The Biennale of Sydney plays an indispensable role in Australia’s engagement with the world, and a meaningful role in the life of the nation. In 2018, it attracted visitation of more than 850,000, the highest level in the Biennale’s 45-year history. Brook Andrew’s commitment to alternative narratives and new understandings of historical legacies will further strengthen the Biennale’s commitment to the rich, diverse communities it serves, nationally and globally.
The Memory of History
Motivated by research and enquiry, Andrew’s works often have a particular focus on memory, both individual and collective, and the way objects are infused with their own stories.
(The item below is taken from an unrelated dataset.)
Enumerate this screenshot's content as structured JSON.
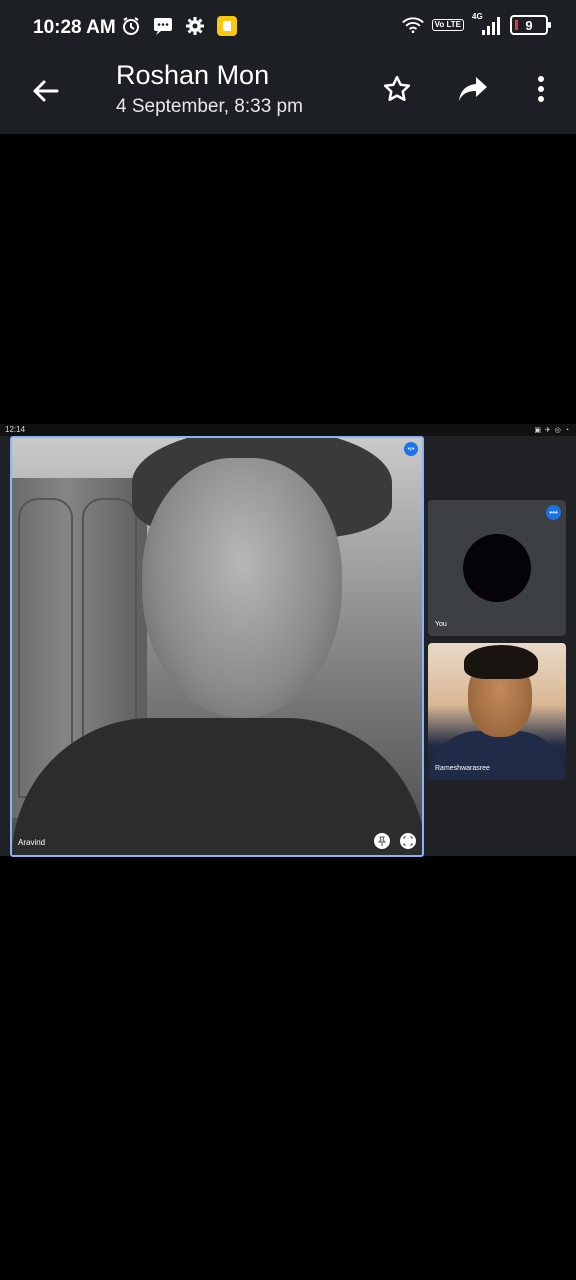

Working closely with museum collections and archives, Andrew investigates the history of objects – which can often be contradictory and controversial – laying them bare for the world to see and asking audiences to rethink accepted ideas and learned inaccuracies. An avid collector, Andrew has amassed a personal compendium of cultural objects, print articles, photographs, postcards and other items that make up the raw material he draws on to create installations and assemblages that aim to throw light on the darkest, most obscure aspects of history.
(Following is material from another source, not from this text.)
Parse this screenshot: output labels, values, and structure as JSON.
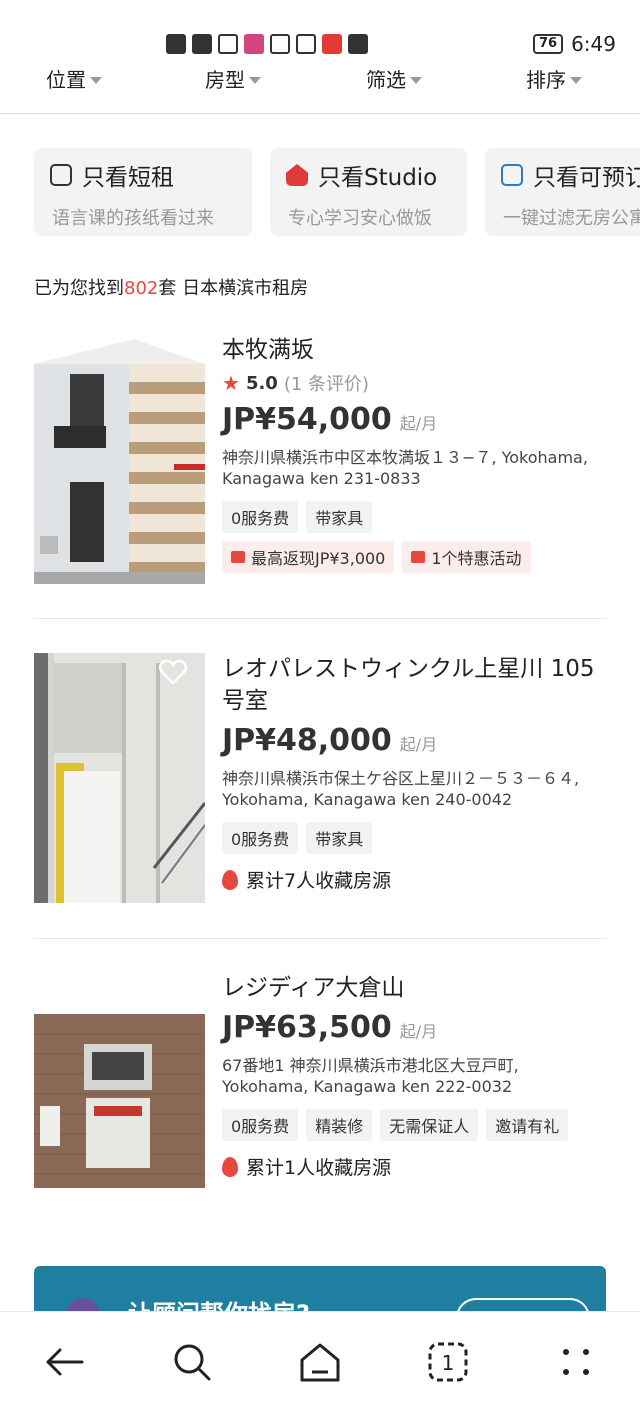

Andrew was a participating artist in the Biennale of Sydney in both 2010 and 2018. For the 17th Biennale in 2010, he presented a work entitled Jumping Castle War Memorial (2010), which playfully transformed a civic monument into an op-art fairground attraction. For the 21st Biennale, held earlier this year, Andrew presented a multimedia installation work called What’s Left Behind (2018) at the Museum of Contemporary Art Australia.
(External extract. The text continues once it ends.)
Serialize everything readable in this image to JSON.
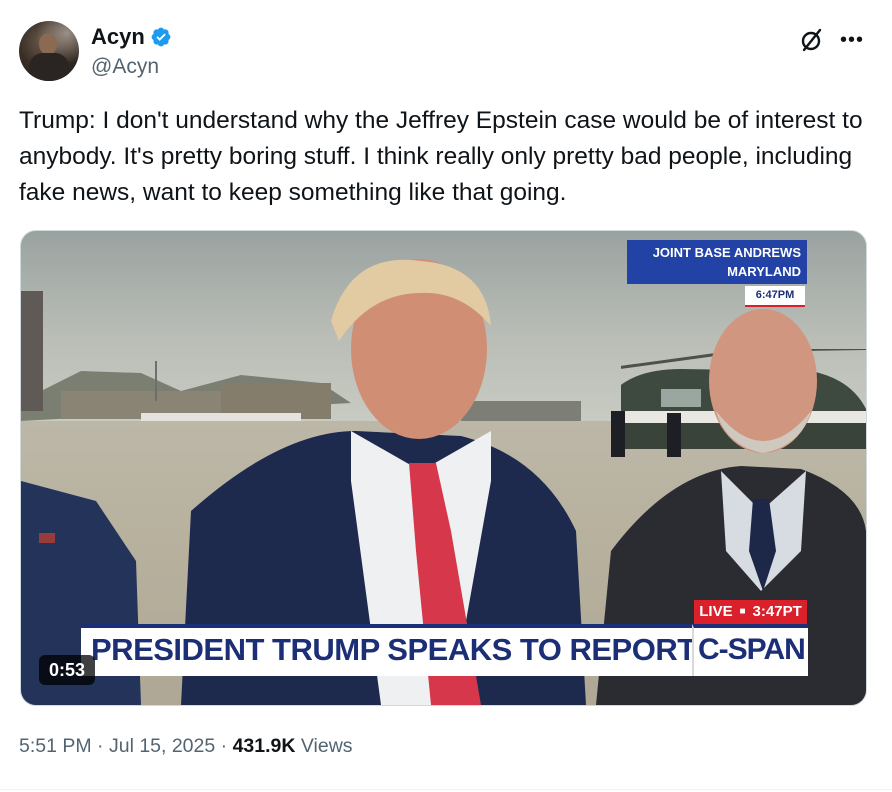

What’s Left Behind comprised five sculptural vitrines that represent the elements of water, air, fire, earth and metal. Andrew invited four artists to contribute to the installation, asking each person to reflect on the idea of memory and that which is present yet also absent, and the way objects can have transferable and alternate realities and meanings, imbued with their own or substitute histories and stories. The contributing artists, Rushdi Anwar, Shiraz Bayjoo, Mayun Kiki and Vered Snear, placed a combination of artworks and objects selected from the extensive collection of the Museum of Applied Arts and Sciences, Sydney, within each of Andrew’s sculptural vitrines. Each sculpture represented an individual archive that was part of the collective installation, and addressed the complex relationship between objects and the meanings that are attributed to them.
His distinguished 25-year career was recently recognised with a large-scale, immersive exhibition, “The Right to Offend is Sacred” at the National Gallery of Victoria, Australia. In 2017, Brook Andrew was awarded the prestigious Smithsonian Artist Research Fellowship (SARF) and he is presently concluding an ambitious, three-year-long Australian Research Council grant, “Representation, Remembrance and the Memorial”. This project responds to calls for a national memorial to Aboriginal loss during the Frontier Wars, a series of conflicts between Indigenous Australians and European settlers from 1788 to the 1930s.
Andrew’s appointment puts the artist at the epicentre of the Biennale of Sydney’s next edition. As Kate Mills, Chairman of the Biennale of Sydney, said,
The artist is at the centre of our work at the Biennale of Sydney. We are therefore delighted to announce the appointment of one of Australia’s most distinguished artists, Brook Andrew, as Artistic Director of the 22nd Biennale of Sydney. He has consistently modelled national and global collaboration and the sharing of knowledge in both his artistic and exhibition-making practice.
The Biennale of Sydney offers an exciting geographical perspective for debate, controversy and cutting-edge discussions. As we collectively face an increasingly complex future, we are proud to celebrate the substantive, transformative creative practice of Brook Andrew as he imagines alternative visions for the future.